Around Advent a lot gets written about the importance of the liturgical year. Advent is the Christian New Year. It marks the beginning of our true, authentic, Christian time. And marking time according to our Christian calendar offers us a way of forming our lives that resists the machinations of corporate capitalism, the nation state, etc. I’ve spoken like this for years myself.
I’ve been a part of a church community that very rigorously follows the liturgical year for nearly a decade. I love the liturgical year. I’ve taught a year-long class on it using (among other things) Robert Webber’s popular book Ancient-Future Time as a text. For the last four years I’ve made sure to be a part of planning and facilitating our Holy Week celebration because I so deeply love that time and all it witnesses to.
Okay, so that’s my Christian year street cred. Do with it what you will.
In light of what I’ve experienced in practicing this way of keeping time and in the many theological and philosophical books currently in vogue that have a strong emphases on the liturgical year, I’ve come to have some doubts about its ability to do all we tend to hope. The Christian year we are told, forms us differently than the secular calendar, it immerses us in the story of Jesus and the church, training us to resist other loyalties, allegiances, priorities, and practices. This is commonly accepted in certain theological circles these days.
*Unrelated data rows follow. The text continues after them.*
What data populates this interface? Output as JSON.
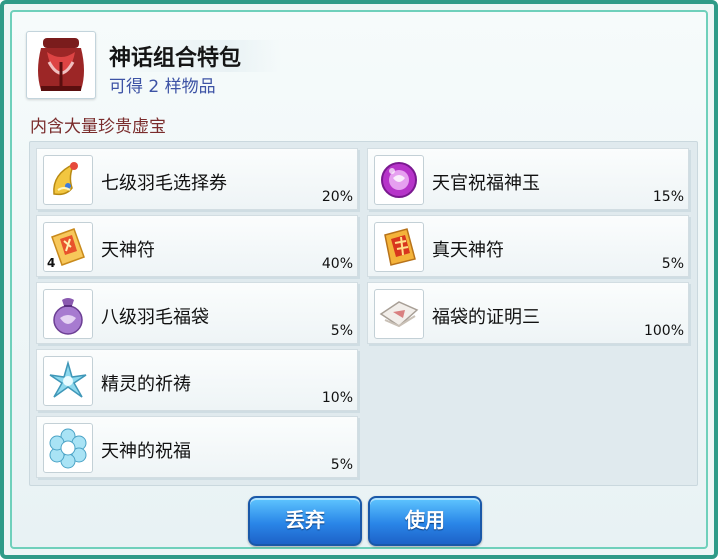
{
  "header": {
    "title": "神话组合特包",
    "subtitle": "可得 2 样物品",
    "icon": "red-bag-icon"
  },
  "description": "内含大量珍贵虚宝",
  "items": [
    {
      "name": "七级羽毛选择券",
      "rate": "20%",
      "icon": "golden-horn-icon"
    },
    {
      "name": "天官祝福神玉",
      "rate": "15%",
      "icon": "purple-orb-icon"
    },
    {
      "name": "天神符",
      "rate": "40%",
      "qty": "4",
      "icon": "talisman-scroll-icon"
    },
    {
      "name": "真天神符",
      "rate": "5%",
      "icon": "true-talisman-icon"
    },
    {
      "name": "八级羽毛福袋",
      "rate": "5%",
      "icon": "purple-pouch-icon"
    },
    {
      "name": "福袋的证明三",
      "rate": "100%",
      "icon": "paper-certificate-icon"
    },
    {
      "name": "精灵的祈祷",
      "rate": "10%",
      "icon": "ice-crystal-icon"
    },
    {
      "name": "天神的祝福",
      "rate": "5%",
      "icon": "ice-flower-icon"
    }
  ],
  "buttons": {
    "discard": "丢弃",
    "use": "使用"
  },
  "colors": {
    "frame": "#2f9b88",
    "button": "#2a86e8",
    "subtitle": "#3d53a5",
    "description": "#7a2c2c"
  }
}
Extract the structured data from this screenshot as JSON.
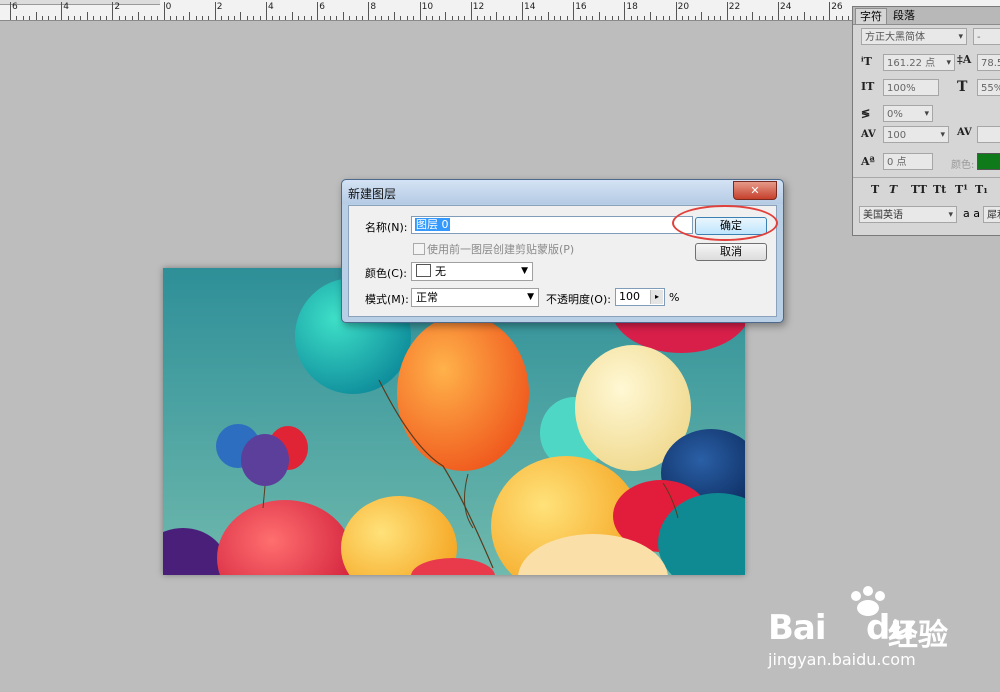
{
  "ruler": {
    "labels": [
      "6",
      "4",
      "2",
      "0",
      "2",
      "4",
      "6",
      "8",
      "10",
      "12",
      "14",
      "16",
      "18",
      "20",
      "22",
      "24",
      "26"
    ]
  },
  "character_panel": {
    "tabs": [
      "字符",
      "段落"
    ],
    "font_family": "方正大黑简体",
    "font_style": "-",
    "font_size": "161.22 点",
    "leading": "78.5",
    "vertical_scale": "100%",
    "horizontal_scale": "55%",
    "tsume": "0%",
    "tracking": "100",
    "baseline_shift": "0 点",
    "color_label": "颜色:",
    "color": "#0f7a1a",
    "style_buttons": [
      "T",
      "T",
      "TT",
      "Tt",
      "T¹",
      "T₁"
    ],
    "language": "美国英语",
    "aa_label": "a a",
    "antialias": "犀利"
  },
  "dialog": {
    "title": "新建图层",
    "close_label": "✕",
    "name_label": "名称(N):",
    "name_value": "图层 0",
    "clipping_mask_label": "使用前一图层创建剪贴蒙版(P)",
    "color_label": "颜色(C):",
    "color_value": "无",
    "mode_label": "模式(M):",
    "mode_value": "正常",
    "opacity_label": "不透明度(O):",
    "opacity_value": "100",
    "opacity_unit": "%",
    "ok_label": "确定",
    "cancel_label": "取消",
    "highlight_color": "#e0413c"
  },
  "watermark": {
    "brand_bai": "Bai",
    "brand_du": "du",
    "brand_exp": "经验",
    "url": "jingyan.baidu.com"
  }
}
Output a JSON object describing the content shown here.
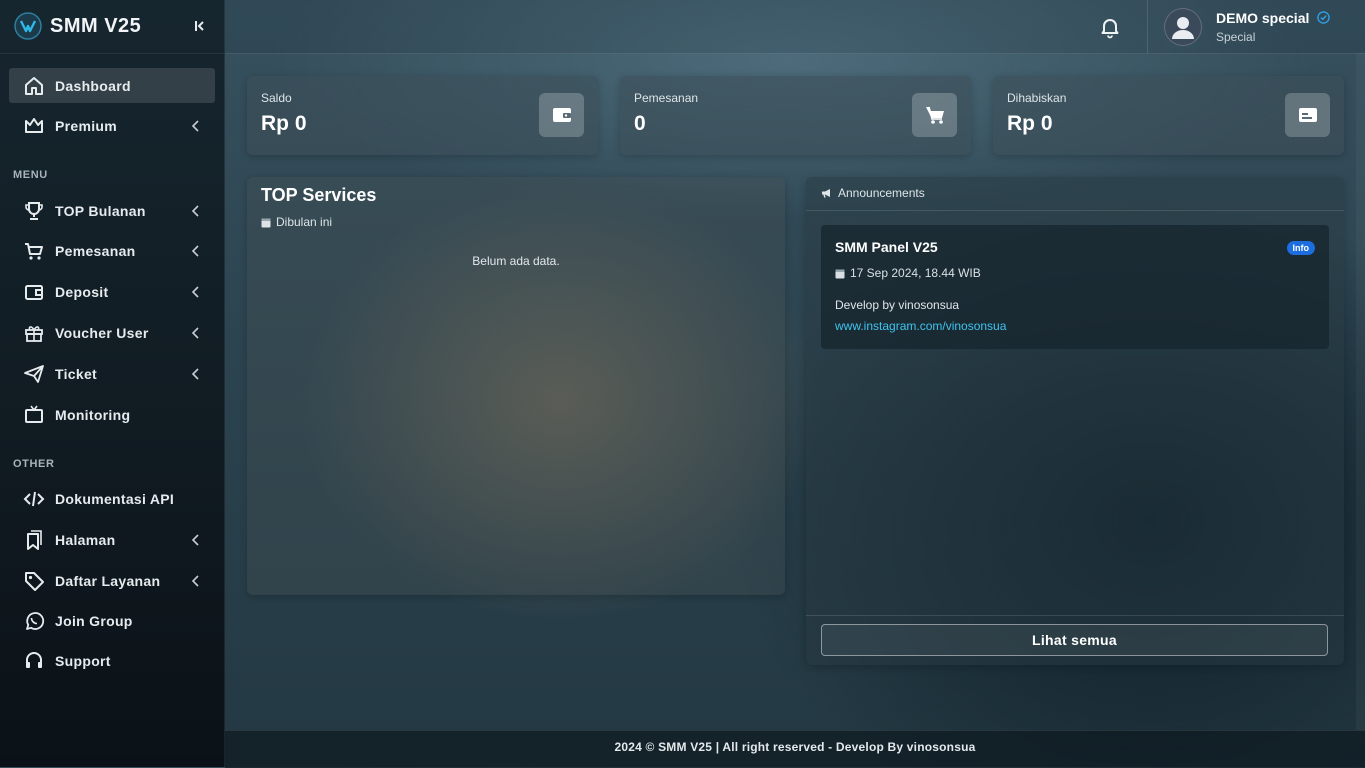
{
  "brand": {
    "name": "SMM V25"
  },
  "sidebar": {
    "items_top": [
      {
        "label": "Dashboard",
        "icon": "home-icon",
        "active": true,
        "submenu": false
      },
      {
        "label": "Premium",
        "icon": "crown-icon",
        "active": false,
        "submenu": true
      }
    ],
    "section_menu": "MENU",
    "items_menu": [
      {
        "label": "TOP Bulanan",
        "icon": "trophy-icon",
        "submenu": true
      },
      {
        "label": "Pemesanan",
        "icon": "cart-icon",
        "submenu": true
      },
      {
        "label": "Deposit",
        "icon": "wallet-icon",
        "submenu": true
      },
      {
        "label": "Voucher User",
        "icon": "gift-icon",
        "submenu": true
      },
      {
        "label": "Ticket",
        "icon": "paper-plane-icon",
        "submenu": true
      },
      {
        "label": "Monitoring",
        "icon": "tv-icon",
        "submenu": false
      }
    ],
    "section_other": "OTHER",
    "items_other": [
      {
        "label": "Dokumentasi API",
        "icon": "code-icon",
        "submenu": false
      },
      {
        "label": "Halaman",
        "icon": "bookmarks-icon",
        "submenu": true
      },
      {
        "label": "Daftar Layanan",
        "icon": "tag-icon",
        "submenu": true
      },
      {
        "label": "Join Group",
        "icon": "whatsapp-icon",
        "submenu": false
      },
      {
        "label": "Support",
        "icon": "headset-icon",
        "submenu": false
      }
    ]
  },
  "user": {
    "name": "DEMO special",
    "role": "Special"
  },
  "stats": [
    {
      "label": "Saldo",
      "value": "Rp 0",
      "icon": "wallet-icon"
    },
    {
      "label": "Pemesanan",
      "value": "0",
      "icon": "cart-icon"
    },
    {
      "label": "Dihabiskan",
      "value": "Rp 0",
      "icon": "card-icon"
    }
  ],
  "top_services": {
    "title": "TOP Services",
    "subtitle": "Dibulan ini",
    "empty": "Belum ada data."
  },
  "announcements": {
    "header": "Announcements",
    "item": {
      "title": "SMM Panel V25",
      "badge": "Info",
      "date": "17 Sep 2024, 18.44 WIB",
      "body": "Develop by vinosonsua",
      "link": "www.instagram.com/vinosonsua"
    },
    "see_all": "Lihat semua"
  },
  "footer": {
    "text": "2024 © SMM V25 | All right reserved - Develop By vinosonsua"
  },
  "colors": {
    "accent": "#1c6ee0",
    "link": "#3fc3ee",
    "sidebar_bg": "#101a21"
  }
}
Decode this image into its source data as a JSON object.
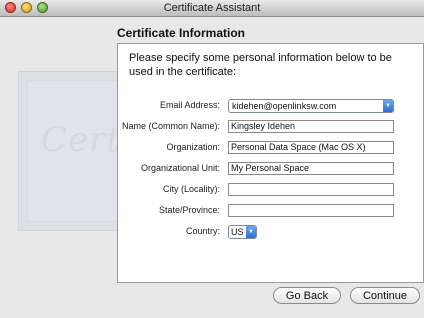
{
  "window": {
    "title": "Certificate Assistant"
  },
  "page": {
    "heading": "Certificate Information",
    "intro": "Please specify some personal information below to be used in the certificate:",
    "background_text": "Certif"
  },
  "form": {
    "email": {
      "label": "Email Address:",
      "value": "kidehen@openlinksw.com"
    },
    "common_name": {
      "label": "Name (Common Name):",
      "value": "Kingsley  Idehen"
    },
    "organization": {
      "label": "Organization:",
      "value": "Personal Data Space (Mac OS X)"
    },
    "org_unit": {
      "label": "Organizational Unit:",
      "value": "My Personal Space"
    },
    "city": {
      "label": "City (Locality):",
      "value": ""
    },
    "state": {
      "label": "State/Province:",
      "value": ""
    },
    "country": {
      "label": "Country:",
      "value": "US"
    }
  },
  "buttons": {
    "back": "Go Back",
    "continue": "Continue"
  },
  "icons": {
    "close": "close-icon",
    "minimize": "minimize-icon",
    "zoom": "zoom-icon",
    "dropdown": "chevron-down-icon"
  }
}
This claim, however, somehow seems to avoid being put to any empirical testing even though it is an empirical claim. The argument is made that liturgy does in fact form and shape a people that resist global capitalism, aren’t seduced by American militarism, and so on, and yet when asked where this particular liturgy-formed people is, there is usually just some quick excuses and then a return to extolling the virtues of the liturgy. Maybe the reason is that the liturgy that most Christian communities practice has been corrupted by secular calendars and methods. But empirically there’s not really any evidence for churches with untouched, uncorrupted liturgies birthing people who live more faithfully. There’s no sign that high church liturgies that haven’t been influenced by “the world” inherently produce social bodies that do all the things liturgical enthusiasts insist are encoded into the liturgy. One could cite the massive amounts of pristine and pure liturgy that went on in the Medieval Crusades, Hitler’s Germany, Pinochet’s Chile, or the famous scene in The Godfather when Michael Corleone renounces Satan and all his works as his minions slaughter his rivals.
My point is simply this: liturgical enthusiasts claim that practicing liturgy (and the Christian year in particular) effects an empirical change on the faithfulness of the church in the world. It does something, we are told. And yet it doesn’t. And when asked about this inconsistency such enthusiasts give very scant answers. The fact is that, as far as I can see, the correlation between Christian faithfulness and liturgical observance doesn’t really exist in any meaningful way. There is rampant unfaithfulness in churches with the best and most uncorrupted liturgy and there is remarkable faithfulness and vitality in churches who have the most compromised and immaterial worship forms around. And vice versa. As such I see no reason to be persuaded that liturgy does what its enthusiasts claim.
To be clear, I’m not saying that liturgical practices are bad or something, or that observing the Christian year is not a good thing. Only that it doesn’t “just do it” the way it is popular to imagine these days. It suffers from the same vulnerability as all our attempts to fashion a common life together, not merely that it might become stained and corrupted by secular calendars, but that it might become, in itself an object of hope that we reify. We need much more humility, much more realism about our claims for what things like the liturgical calendar can do. To be sure God can and does meet us in worship, but more often than not it is a meeting like that of Zechariah, the father of John the Baptist with the Lord (Luke 1:8-20). While burning incense, going about the usual liturgical practices of their calendar, this priest was confronted, unprecedentedly with the Word of God in a meeting that terrified, overwhelmed, and left him literally speechless. It is in this coming of God, this free coming that we must place our hope, not in the “work” of our fragile attempts to offer praise. To the extent that our “work,” our liturgy becomes our answer to the problem of Christian faithfulness, we offer a different answer than that of the gospel.
With all that in mind, recognizing the impotence of the liturgical year to do what some enthusiasts would like it to, I suggest that Advent would be better spent talking about God than about our calendar and how we imagine it organizes us and sets us in the right over against the corrupt world. We do better to simply cry out for God’s coming than to make peace with God’s absence by fixating on our celebrations, with all their traditions and trappings. This impotence is built into the Christian year itself. It has always been meant to be something we simply look through, are helped along by, not something we look at, something we assign divine agency to, or hope in. Advent does not want us to talk about calendars and what they might do for us. It wants us to talk about God, to cry out for God, to long for God, to have literally no hope if God is not coming to us in a way exceedingly abundantly beyond all that we could every ask or think — even in our greatest liturgical calendars and celebrations.